Required action:
Retype each line of the material exactly, please, skipping any picture in it.
════════
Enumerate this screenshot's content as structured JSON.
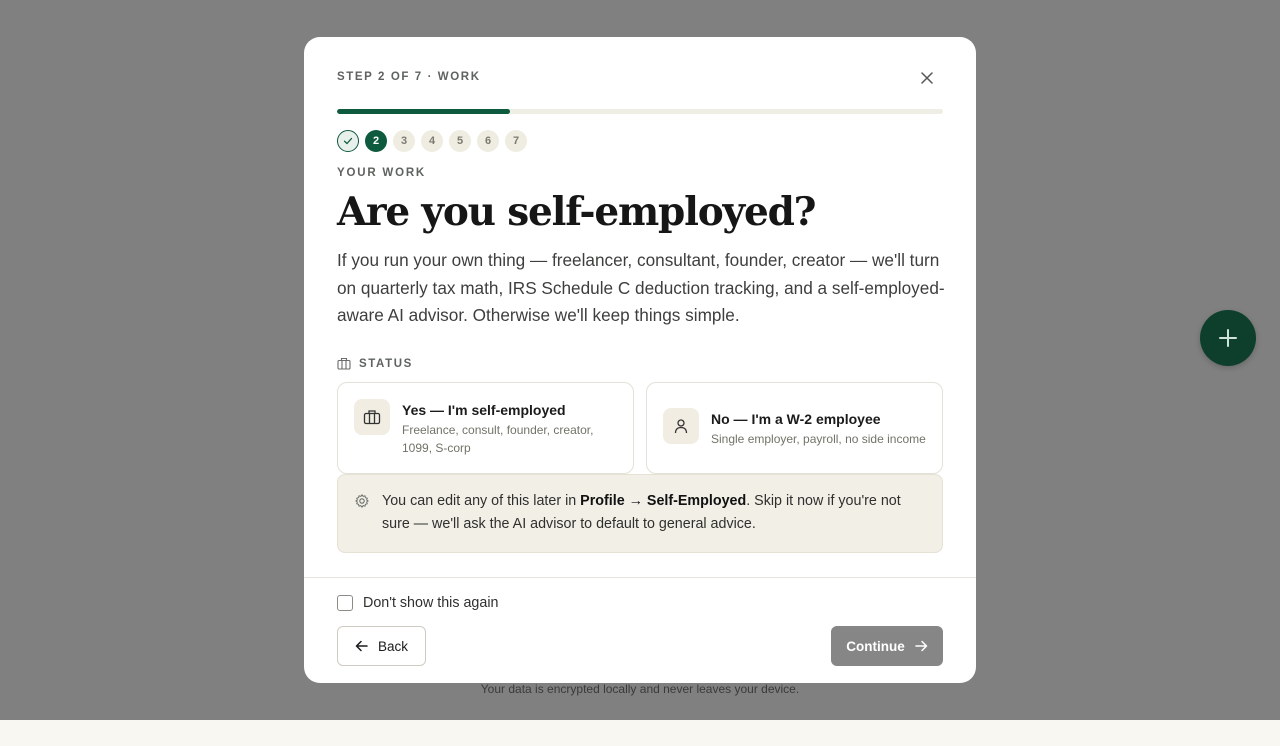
{
  "background": {
    "footer_note": "Your data is encrypted locally and never leaves your device."
  },
  "modal": {
    "step_label": "STEP 2 OF 7 · WORK",
    "progress": {
      "current": 2,
      "total": 7,
      "fill_fraction": 0.285
    },
    "steps": [
      {
        "label": "",
        "state": "done"
      },
      {
        "label": "2",
        "state": "active"
      },
      {
        "label": "3",
        "state": "pending"
      },
      {
        "label": "4",
        "state": "pending"
      },
      {
        "label": "5",
        "state": "pending"
      },
      {
        "label": "6",
        "state": "pending"
      },
      {
        "label": "7",
        "state": "pending"
      }
    ],
    "section_kicker": "YOUR WORK",
    "title": "Are you self-employed?",
    "description": "If you run your own thing — freelancer, consultant, founder, creator — we'll turn on quarterly tax math, IRS Schedule C deduction tracking, and a self-employed-aware AI advisor. Otherwise we'll keep things simple.",
    "status_label": "STATUS",
    "options": {
      "yes": {
        "title": "Yes — I'm self-employed",
        "subtitle": "Freelance, consult, founder, creator, 1099, S-corp",
        "icon": "briefcase-icon"
      },
      "no": {
        "title": "No — I'm a W-2 employee",
        "subtitle": "Single employer, payroll, no side income",
        "icon": "person-icon"
      }
    },
    "info": {
      "prefix": "You can edit any of this later in ",
      "bold": "Profile → Self-Employed",
      "suffix": ". Skip it now if you're not sure — we'll ask the AI advisor to default to general advice."
    },
    "dont_show_label": "Don't show this again",
    "back_label": "Back",
    "continue_label": "Continue"
  },
  "colors": {
    "accent": "#0e5a3e",
    "overlay": "#808080",
    "fab": "#0e3f2c",
    "continue_disabled": "#868686"
  }
}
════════
Answer to this task:
Enumerate this screenshot's content as structured JSON.
{
  "background": {
    "footer_note": "Your data is encrypted locally and never leaves your device."
  },
  "modal": {
    "step_label": "STEP 2 OF 7 · WORK",
    "progress": {
      "current": 2,
      "total": 7,
      "fill_fraction": 0.285
    },
    "steps": [
      {
        "label": "",
        "state": "done"
      },
      {
        "label": "2",
        "state": "active"
      },
      {
        "label": "3",
        "state": "pending"
      },
      {
        "label": "4",
        "state": "pending"
      },
      {
        "label": "5",
        "state": "pending"
      },
      {
        "label": "6",
        "state": "pending"
      },
      {
        "label": "7",
        "state": "pending"
      }
    ],
    "section_kicker": "YOUR WORK",
    "title": "Are you self-employed?",
    "description": "If you run your own thing — freelancer, consultant, founder, creator — we'll turn on quarterly tax math, IRS Schedule C deduction tracking, and a self-employed-aware AI advisor. Otherwise we'll keep things simple.",
    "status_label": "STATUS",
    "options": {
      "yes": {
        "title": "Yes — I'm self-employed",
        "subtitle": "Freelance, consult, founder, creator, 1099, S-corp",
        "icon": "briefcase-icon"
      },
      "no": {
        "title": "No — I'm a W-2 employee",
        "subtitle": "Single employer, payroll, no side income",
        "icon": "person-icon"
      }
    },
    "info": {
      "prefix": "You can edit any of this later in ",
      "bold": "Profile → Self-Employed",
      "suffix": ". Skip it now if you're not sure — we'll ask the AI advisor to default to general advice."
    },
    "dont_show_label": "Don't show this again",
    "back_label": "Back",
    "continue_label": "Continue"
  },
  "colors": {
    "accent": "#0e5a3e",
    "overlay": "#808080",
    "fab": "#0e3f2c",
    "continue_disabled": "#868686"
  }
}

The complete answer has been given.